In the 18 years that I lived in Dublin, I saw every independent food shop in my neighbourhood close down, to be replaced by a combination of mediocre supermarkets and expensive specialist delis. With that change came fewer opportunities to chat to shop owners and other customers, and more trips in the car to supermarkets. My circle of friends and acquaintances and my food influences became narrower; everyone I knew seemed to be a middle-class, working parent and if we were cooking at all we were all preparing the same recipes from the same celebrity chef cookbooks.
Towards the end of 2012 I moved back to London. Previously I’d been a confirmed west Londoner, but in my absence someone had turned Notting Hill into a caricature of itself – I could neither afford to live there, nor would I have felt at home. So I found myself living in Islington, close to Essex Road and just around the corner from 4 of London’s best food shops; Steve Hatt the fishmonger, The Market Garden greengrocers, James Elliott the butcher and Raab’s Bakery, as well as a proper pub; The New Rose, and an excellent Italian deli and restaurant; Saponara. The best ice-cream ever is made close by, at Udderlicious on Upper Street.
My day job is to help organisations to be more agile and improvisational in their thinking and communications, and, inspired by these shops, I started to practice in my own cooking what I have been teaching clients to do in their businesses. Rather than looking for a recipe and shopping for the ingredients, I began to reverse that process; putting ingredients first, talking to the staff and other customers about what was good and interesting to them, and then improvising recipes around that.

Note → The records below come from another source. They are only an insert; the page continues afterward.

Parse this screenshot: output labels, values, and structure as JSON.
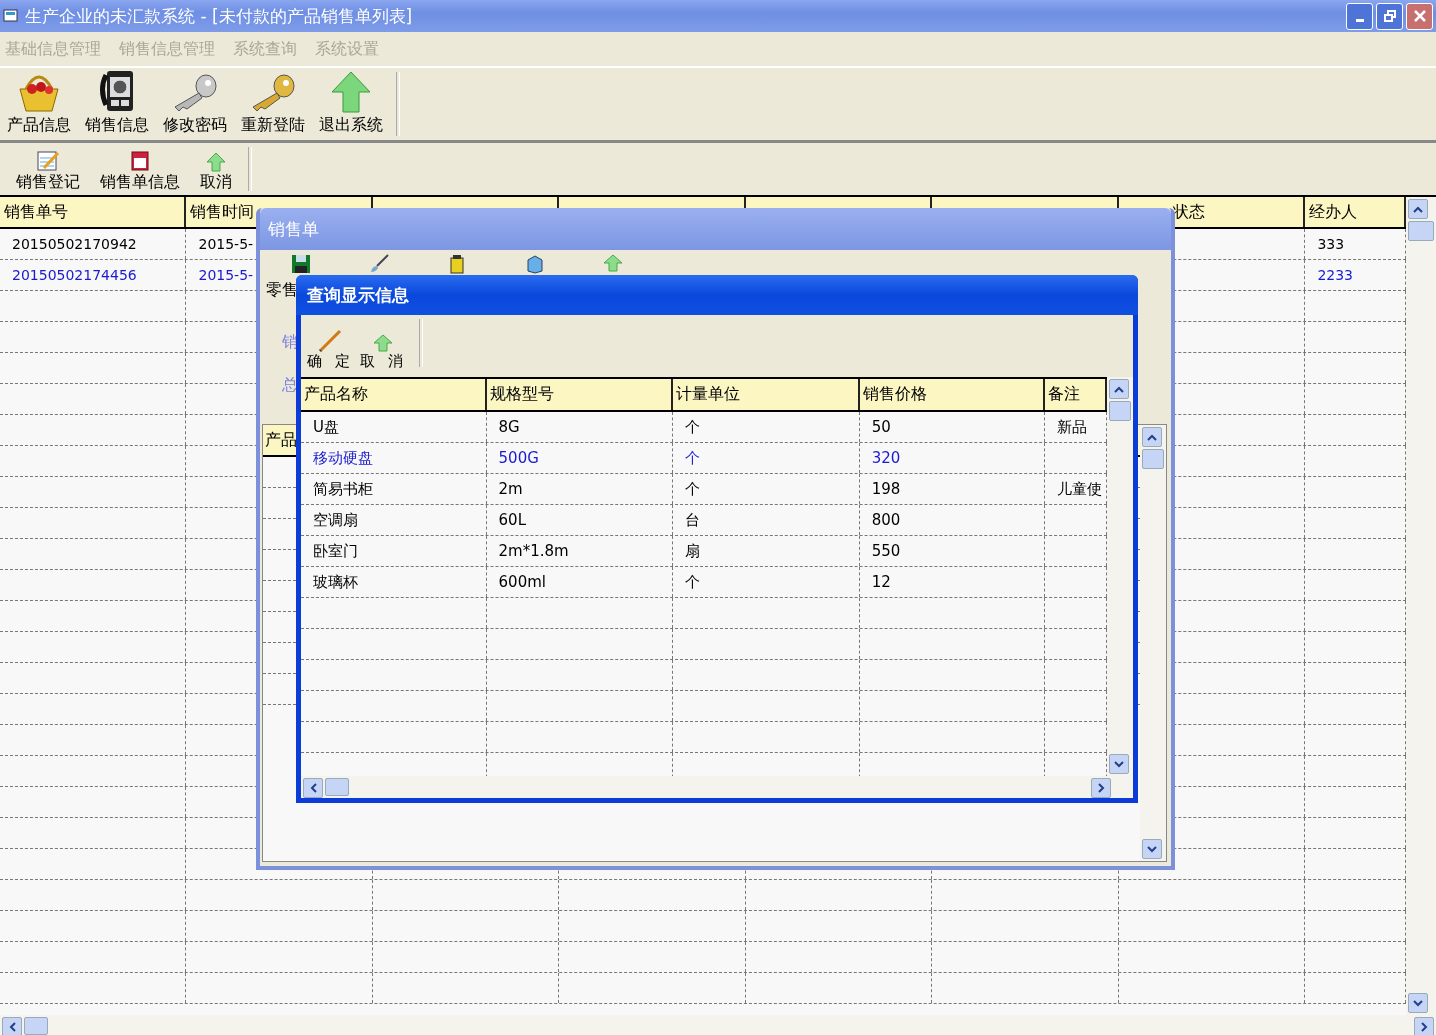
{
  "window": {
    "title": "生产企业的未汇款系统 - [未付款的产品销售单列表]"
  },
  "menu": [
    {
      "label": "基础信息管理",
      "disabled": true
    },
    {
      "label": "销售信息管理",
      "disabled": true
    },
    {
      "label": "系统查询",
      "disabled": true
    },
    {
      "label": "系统设置",
      "disabled": true
    }
  ],
  "toolbar": [
    {
      "label": "产品信息",
      "kind": "basket"
    },
    {
      "label": "销售信息",
      "kind": "phone"
    },
    {
      "label": "修改密码",
      "kind": "silverkey"
    },
    {
      "label": "重新登陆",
      "kind": "goldkey"
    },
    {
      "label": "退出系统",
      "kind": "arrow"
    }
  ],
  "subtoolbar": [
    {
      "label": "销售登记",
      "kind": "notepad"
    },
    {
      "label": "销售单信息",
      "kind": "notebook"
    },
    {
      "label": "取消",
      "kind": "arrow"
    }
  ],
  "table": {
    "columns": [
      "销售单号",
      "销售时间"
    ],
    "status_column": "状态",
    "handler_column": "经办人",
    "rows": [
      {
        "order_no": "20150502170942",
        "time": "2015-5-",
        "handler": "333",
        "selected": false
      },
      {
        "order_no": "20150502174456",
        "time": "2015-5-",
        "handler": "2233",
        "selected": true
      }
    ]
  },
  "order_dialog": {
    "title": "销售单",
    "tools": [
      {
        "kind": "disk"
      },
      {
        "kind": "brush"
      },
      {
        "kind": "jar"
      },
      {
        "kind": "box"
      },
      {
        "kind": "arrow"
      }
    ],
    "tool_label": "零售",
    "field_labels": [
      "销",
      "总"
    ],
    "grid_header": "产品"
  },
  "query_dialog": {
    "title": "查询显示信息",
    "buttons": [
      {
        "label": "确 定",
        "kind": "pencil"
      },
      {
        "label": "取 消",
        "kind": "arrow"
      }
    ],
    "columns": [
      "产品名称",
      "规格型号",
      "计量单位",
      "销售价格",
      "备注"
    ],
    "rows": [
      {
        "cells": [
          "U盘",
          "8G",
          "个",
          "50",
          "新品"
        ],
        "selected": false
      },
      {
        "cells": [
          "移动硬盘",
          "500G",
          "个",
          "320",
          ""
        ],
        "selected": true
      },
      {
        "cells": [
          "简易书柜",
          "2m",
          "个",
          "198",
          "儿童使"
        ],
        "selected": false
      },
      {
        "cells": [
          "空调扇",
          "60L",
          "台",
          "800",
          ""
        ],
        "selected": false
      },
      {
        "cells": [
          "卧室门",
          "2m*1.8m",
          "扇",
          "550",
          ""
        ],
        "selected": false
      },
      {
        "cells": [
          "玻璃杯",
          "600ml",
          "个",
          "12",
          ""
        ],
        "selected": false
      }
    ]
  }
}
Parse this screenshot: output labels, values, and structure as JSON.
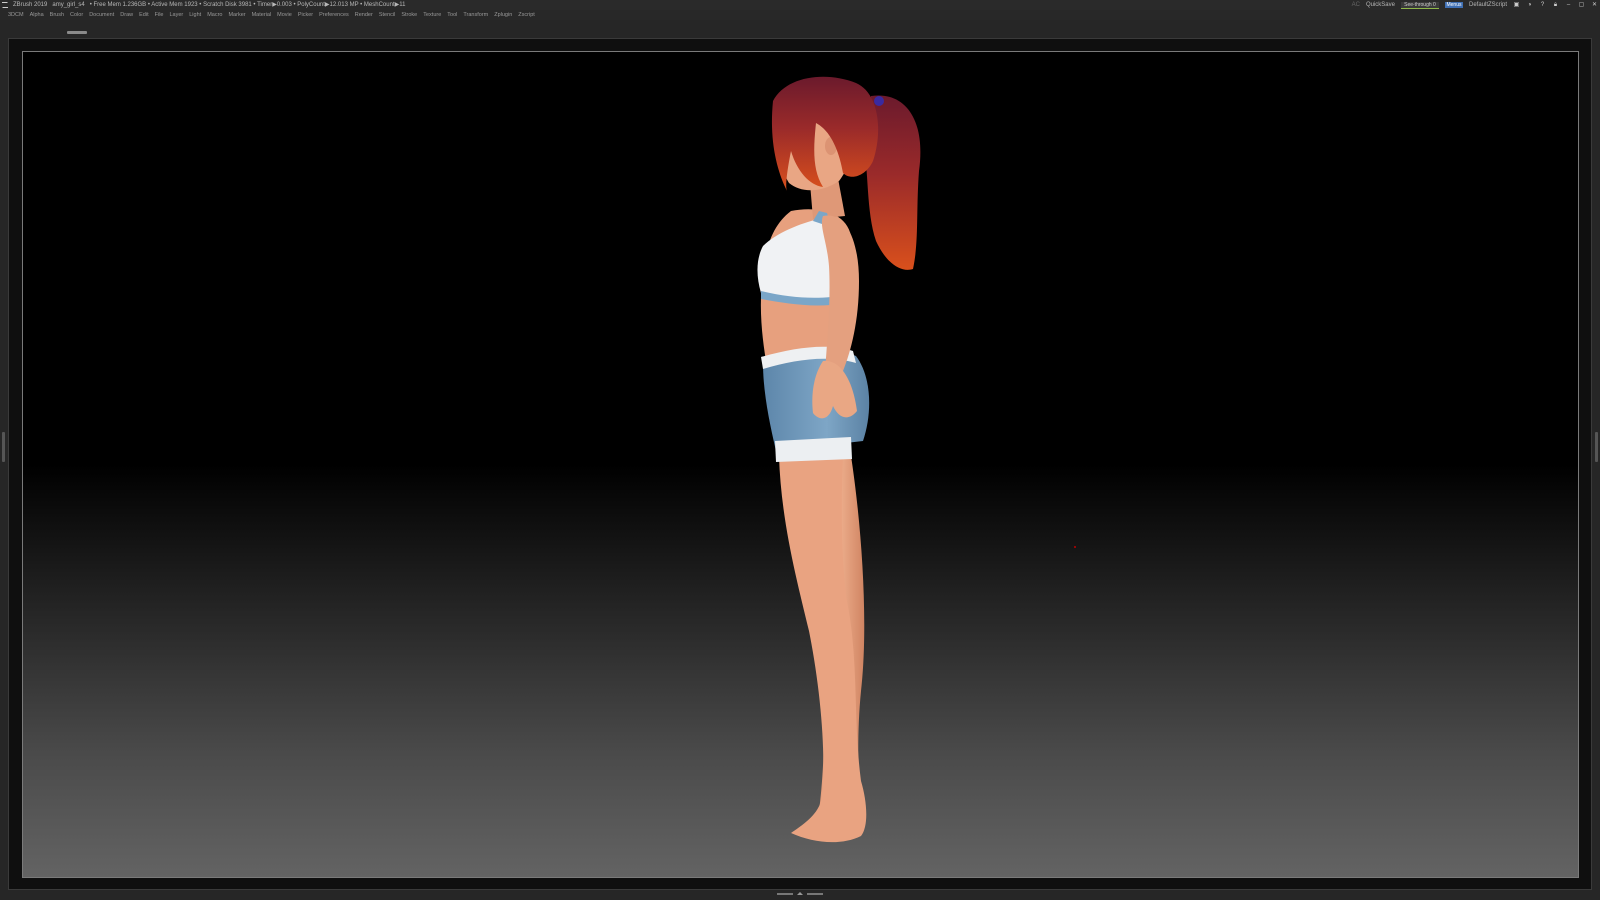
{
  "titlebar": {
    "app": "ZBrush 2019",
    "document": "amy_girl_s4",
    "stats": "• Free Mem 1.236GB • Active Mem 1923 • Scratch Disk 3981 • Timer▶0.003 • PolyCount▶12.013 MP • MeshCount▶11",
    "ac_label": "AC",
    "quicksave_label": "QuickSave",
    "see_through_label": "See-through   0",
    "menus_label": "Menus",
    "script_label": "DefaultZScript"
  },
  "menubar": {
    "items": [
      "3DCM",
      "Alpha",
      "Brush",
      "Color",
      "Document",
      "Draw",
      "Edit",
      "File",
      "Layer",
      "Light",
      "Macro",
      "Marker",
      "Material",
      "Movie",
      "Picker",
      "Preferences",
      "Render",
      "Stencil",
      "Stroke",
      "Texture",
      "Tool",
      "Transform",
      "Zplugin",
      "Zscript"
    ]
  },
  "icons": {
    "logo": "zbrush-logo-icon",
    "window_controls": [
      "minimize-icon",
      "maximize-icon",
      "close-icon"
    ]
  },
  "colors": {
    "hair_top": "#7a1d2e",
    "hair_bottom": "#d3461b",
    "skin": "#e8a27f",
    "top_white": "#eef0f2",
    "shorts_blue": "#6f97b8",
    "menus_blue": "#3f6fb3"
  }
}
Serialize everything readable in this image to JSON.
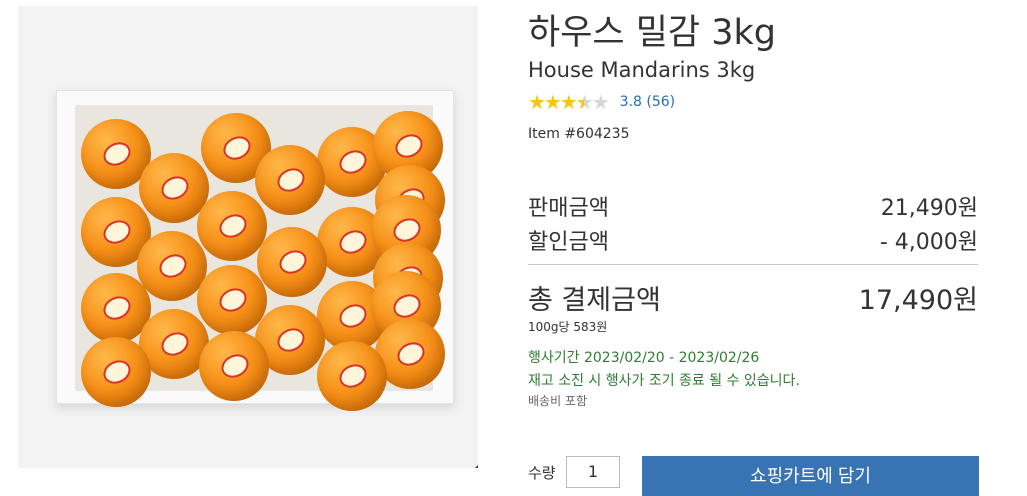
{
  "product": {
    "title_kr": "하우스 밀감 3kg",
    "title_en": "House Mandarins 3kg",
    "rating_value": 3.8,
    "rating_text": "3.8 (56)",
    "item_number": "Item #604235"
  },
  "pricing": {
    "sale_label": "판매금액",
    "sale_value": "21,490원",
    "discount_label": "할인금액",
    "discount_value": "- 4,000원",
    "total_label": "총 결제금액",
    "total_value": "17,490원",
    "unit_price": "100g당 583원"
  },
  "promo": {
    "period": "행사기간 2023/02/20 - 2023/02/26",
    "notice": "재고 소진 시 행사가 조기 종료 될 수 있습니다.",
    "shipping": "배송비 포함"
  },
  "purchase": {
    "qty_label": "수량",
    "qty_value": "1",
    "cart_button": "쇼핑카트에 담기"
  },
  "colors": {
    "accent_blue": "#3873b4",
    "promo_green": "#2f7d32",
    "star_gold": "#f5c518"
  },
  "icons": {
    "zoom": "magnifier-icon",
    "rating": "star-icon"
  }
}
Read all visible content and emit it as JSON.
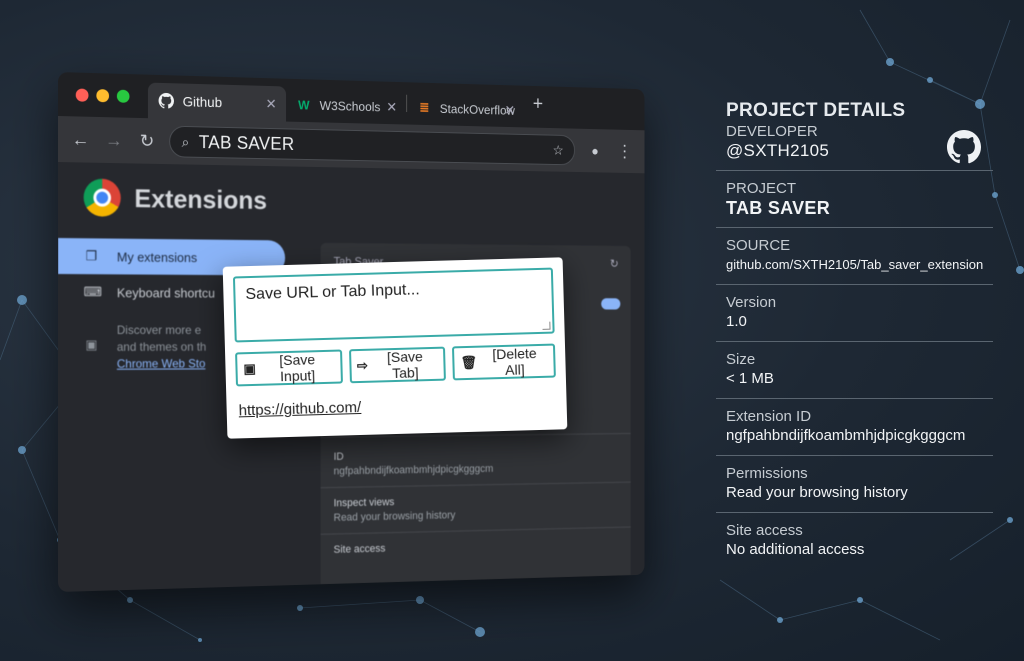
{
  "browser": {
    "tabs": [
      {
        "label": "Github",
        "icon": "github-icon",
        "active": true
      },
      {
        "label": "W3Schools",
        "icon": "w3schools-icon",
        "active": false
      },
      {
        "label": "StackOverflow",
        "icon": "stackoverflow-icon",
        "active": false
      }
    ],
    "address": "TAB SAVER"
  },
  "extensions_page": {
    "title": "Extensions",
    "sidebar": {
      "my_extensions": "My extensions",
      "keyboard_shortcuts": "Keyboard shortcu",
      "discover_line1": "Discover more e",
      "discover_line2": "and themes on th",
      "store_link": "Chrome Web Sto"
    },
    "card": {
      "name": "Tab Saver",
      "id_label": "ID",
      "id_value": "ngfpahbndijfkoambmhjdpicgkgggcm",
      "inspect_label": "Inspect views",
      "inspect_value": "Read your browsing history",
      "site_access": "Site access"
    }
  },
  "popup": {
    "input_placeholder": "Save URL or Tab Input...",
    "save_input_label": "[Save Input]",
    "save_tab_label": "[Save Tab]",
    "delete_all_label": "[Delete All]",
    "saved_link": "https://github.com/"
  },
  "panel": {
    "title": "PROJECT DETAILS",
    "developer_label": "DEVELOPER",
    "developer_value": "@SXTH2105",
    "project_label": "PROJECT",
    "project_value": "TAB SAVER",
    "source_label": "SOURCE",
    "source_value": "github.com/SXTH2105/Tab_saver_extension",
    "version_label": "Version",
    "version_value": "1.0",
    "size_label": "Size",
    "size_value": "< 1 MB",
    "ext_id_label": "Extension ID",
    "ext_id_value": "ngfpahbndijfkoambmhjdpicgkgggcm",
    "permissions_label": "Permissions",
    "permissions_value": "Read your browsing history",
    "site_access_label": "Site access",
    "site_access_value": "No additional access"
  },
  "colors": {
    "accent_teal": "#3aaba8",
    "chrome_blue": "#8ab4f8",
    "background": "#1e2834"
  }
}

Having been brought up in a working-class family in Sheffield in the 1950s, I was trained from an early age to abhor waste, and I still do, not only for financial reasons but now also for environmental reasons. Shopping local means that I can buy only what I need for a day or 2 – so less wasted food and less wasted money. I hear people say that they find local independent shops expensive, but I’m not sure about that. I think that supermarkets have done a very good job of persuading us that they are cheaper, and of persuading us to buy more than we need.
Of course I understand that it’s just not practical for everyone to shop local all the time. Supermarkets’ longer opening hours are essential for “hard working families” (to quote every single bloody politician in the country). I know that I’m very lucky to be able to work from home much of the time, and pop out to the shops whenever I need something. Those with precious little free time can be put off by the long queues outside the Essex Road shops on Saturdays. For me, though, the lines are an opportunity to enjoy the banter between the people who work there and their customers, and to listen to and chat with people about what and how they’ll be cooking this weekend.
About the recipes.
Throughout 2014, I made the recipe cards old school and limited edition; only available on paper in the shops. I’m taking the project online now because I know it will reach more people and I believe that this idea needs to take root in other places. Once you get the hang of it, you can start to improvise your own menus. I hope that, if you’re reading this in another part of London, England or the world you will go on to start a similar project in your own neighbourhood. Please note, if you buy your ingredients in a supermarket – you’re cheating and I WILL find you out. Because I am a foodwitch. It’s like a sandwich but much more scary. This is all about shopping local and cooking from fresh ingredients. If you’re not lucky enough to live in this neighbourhood, please find your own local equivalent.
All recipes are for about 4 people. They’re not written for complete beginners, nor am I a professional chef or cookery writer, so I’ve been approximate and poetic with measurements, times, weights and instructions.
Kay’s Essex Road Recipes – The Blog starts here and now, with a bit of a cheat. It’s a recipe I wrote this time a year ago, as the very first of the English asparagus arrived at the Market Garden. From now on I’ll be posting new ideas whenever I’m inspired by the lovely people in the shops and by my fellow customers here in Essex Road.
The Facebook page is also still up. Take a look for local shop and food news.
If you are not easily offended, my other, much less pleasant blog is kayscorah.wordpress.com